Tomography Alignment and Reconstruction
by Andrew Scullion
What is tomography?
Consists of reconstructing an image or volume based on many projections.
Medical field:
Computed tomography (CT or CAT scan) using X-rays
Positron emission (PET)
Magnetic resonance imaging (MRI)
Materials science:
Electron tomography
X-ray tomography
Basic Principles
Projections are produced by instrumentation.
Projection
Integral of density along a direction.

Produces a lower dimensional distribution with less information. (3D->2D or 2D->1D)
Projections can be visualized as a sinogram.
Back Projection
Projections give no information about depth.
=
Our best guess:
This is called back projection.
More projections bring us closer to the initial volume/image.
Every 8°
Every 2°
But these back projections are blurred out!
Two possible solutions:
Weighted back projection
SIRT
-
=
+
=
1
2
3
4
5
6
7
8
9
10
20
Original
What about with noise?
1
4
9
16
25
36
49
64
81
100
900
Number of iterations
Number of iterations
This is more than just
Each back projection
Affects other projections
What's happening in Fourier space?
1
4
18
36
1
4
18
36
Contrast transfer function:
Why is this?
Fourier transform:
1D
2D
along p, q=0
Projection!
Coordinate transformation
Rotation in real space = rotation in reciprocal space
If we compensate with a filter such as:
Filtered Back Projection
1
40
180
360
1
4
18
36
What if not all projections are available?
Missing Wedge Artifacts
We simply don't have information along the direction we are looking
-45:45
-65:65
What if projections are not aligned?
Alignment
Arti
facts
To some extent, this can be solved using cross-correlation
Not too sensitive to noise
Bandpass filters help with this process
Good for coarse alignment
With some
minor

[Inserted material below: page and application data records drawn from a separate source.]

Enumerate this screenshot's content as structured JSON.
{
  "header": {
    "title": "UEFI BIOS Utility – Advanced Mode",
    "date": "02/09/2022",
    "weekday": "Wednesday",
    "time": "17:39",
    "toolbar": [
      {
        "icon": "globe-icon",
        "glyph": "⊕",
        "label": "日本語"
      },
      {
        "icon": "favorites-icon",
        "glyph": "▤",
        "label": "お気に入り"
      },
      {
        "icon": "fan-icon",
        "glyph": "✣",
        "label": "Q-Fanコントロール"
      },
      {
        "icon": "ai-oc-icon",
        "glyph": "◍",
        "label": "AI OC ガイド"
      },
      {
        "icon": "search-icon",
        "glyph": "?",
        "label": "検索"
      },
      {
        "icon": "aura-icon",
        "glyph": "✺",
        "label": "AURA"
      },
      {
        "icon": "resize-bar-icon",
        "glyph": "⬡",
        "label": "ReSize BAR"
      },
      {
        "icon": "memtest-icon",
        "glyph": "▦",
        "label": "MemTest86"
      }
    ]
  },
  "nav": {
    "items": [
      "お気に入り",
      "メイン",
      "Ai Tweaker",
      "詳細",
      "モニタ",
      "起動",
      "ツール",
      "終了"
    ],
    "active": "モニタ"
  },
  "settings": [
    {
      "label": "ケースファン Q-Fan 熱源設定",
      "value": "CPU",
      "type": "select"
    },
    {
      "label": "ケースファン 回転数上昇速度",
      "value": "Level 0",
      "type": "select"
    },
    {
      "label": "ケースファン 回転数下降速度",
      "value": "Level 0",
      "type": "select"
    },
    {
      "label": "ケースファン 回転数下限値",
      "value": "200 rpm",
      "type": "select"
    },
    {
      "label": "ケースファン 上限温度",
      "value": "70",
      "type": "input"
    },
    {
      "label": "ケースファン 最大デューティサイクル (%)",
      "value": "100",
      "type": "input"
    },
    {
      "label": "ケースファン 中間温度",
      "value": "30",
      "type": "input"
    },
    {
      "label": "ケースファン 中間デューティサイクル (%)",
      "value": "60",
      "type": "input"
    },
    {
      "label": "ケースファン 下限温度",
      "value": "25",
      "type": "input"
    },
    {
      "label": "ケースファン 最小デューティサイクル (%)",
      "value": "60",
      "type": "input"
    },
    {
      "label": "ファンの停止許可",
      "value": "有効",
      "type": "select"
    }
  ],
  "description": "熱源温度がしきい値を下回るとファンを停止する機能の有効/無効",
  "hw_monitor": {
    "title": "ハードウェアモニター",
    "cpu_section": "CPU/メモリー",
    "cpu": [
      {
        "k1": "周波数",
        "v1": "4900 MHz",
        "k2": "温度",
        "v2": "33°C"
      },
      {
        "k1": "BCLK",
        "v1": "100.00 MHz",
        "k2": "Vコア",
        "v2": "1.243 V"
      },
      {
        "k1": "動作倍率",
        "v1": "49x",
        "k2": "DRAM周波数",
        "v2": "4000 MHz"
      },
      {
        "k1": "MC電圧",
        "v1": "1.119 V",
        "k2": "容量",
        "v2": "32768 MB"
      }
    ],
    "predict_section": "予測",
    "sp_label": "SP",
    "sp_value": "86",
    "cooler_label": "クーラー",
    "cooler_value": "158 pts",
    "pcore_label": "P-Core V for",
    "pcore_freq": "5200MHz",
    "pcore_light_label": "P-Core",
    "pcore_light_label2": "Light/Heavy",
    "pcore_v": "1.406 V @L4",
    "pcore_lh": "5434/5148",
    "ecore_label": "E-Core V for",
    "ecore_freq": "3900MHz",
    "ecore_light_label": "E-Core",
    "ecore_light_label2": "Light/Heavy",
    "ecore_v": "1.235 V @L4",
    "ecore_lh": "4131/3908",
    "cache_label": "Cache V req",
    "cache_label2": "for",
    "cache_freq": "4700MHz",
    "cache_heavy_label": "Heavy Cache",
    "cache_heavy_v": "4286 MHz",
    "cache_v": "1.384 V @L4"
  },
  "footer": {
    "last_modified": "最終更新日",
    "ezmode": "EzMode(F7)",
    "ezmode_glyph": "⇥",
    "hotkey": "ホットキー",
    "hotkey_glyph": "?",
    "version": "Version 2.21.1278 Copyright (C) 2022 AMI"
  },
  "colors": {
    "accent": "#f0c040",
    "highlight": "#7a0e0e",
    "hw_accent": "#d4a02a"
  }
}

problems:
Slow deviations
Choice of bandpass
And one
major
problem:
Tilt axis alignment
A uniform shift causes important problems
"Banana" Artifact
(not Banahner)
How do we solve this type of misalignment?
Gold particles can be used as fiducial markers
FEI's Inspect3D detects these automatically and adjusts for:
image shifts
tilt axis position
tilt axis rotation
magnification changes
Without fiducial markers, the alignment doesn't work very well.
Manual tracking of features is possible but
very
tedious.
IMOD's etomo developed by the University of Colorado more easily allows manual feature track but remains a black box.
Enter MATLAB
Controls:
Graphical user interface for identifying and tracking features
A
+
Shift
D
D
W
Add
track
Delete
point
Delete
entire track
Select next track (# )
S
Select previous track (# )
I
Increase Gamma
K
Decrease Gamma
T
Show tracks (toggle)
Scroll through stack
axis of rotation
Repeat
Tomography reveals features we would not have seen otherwise.
gamma=2
gamma=1
Used to reconstruct a tomogram.
This blurring is an important problem.

How do we solve it?
Simultaneous iterative reconstruction tomography (SIRT)
Why does back projection fill lines in Fourier space?
What's happening to low frequencies?
Full transcript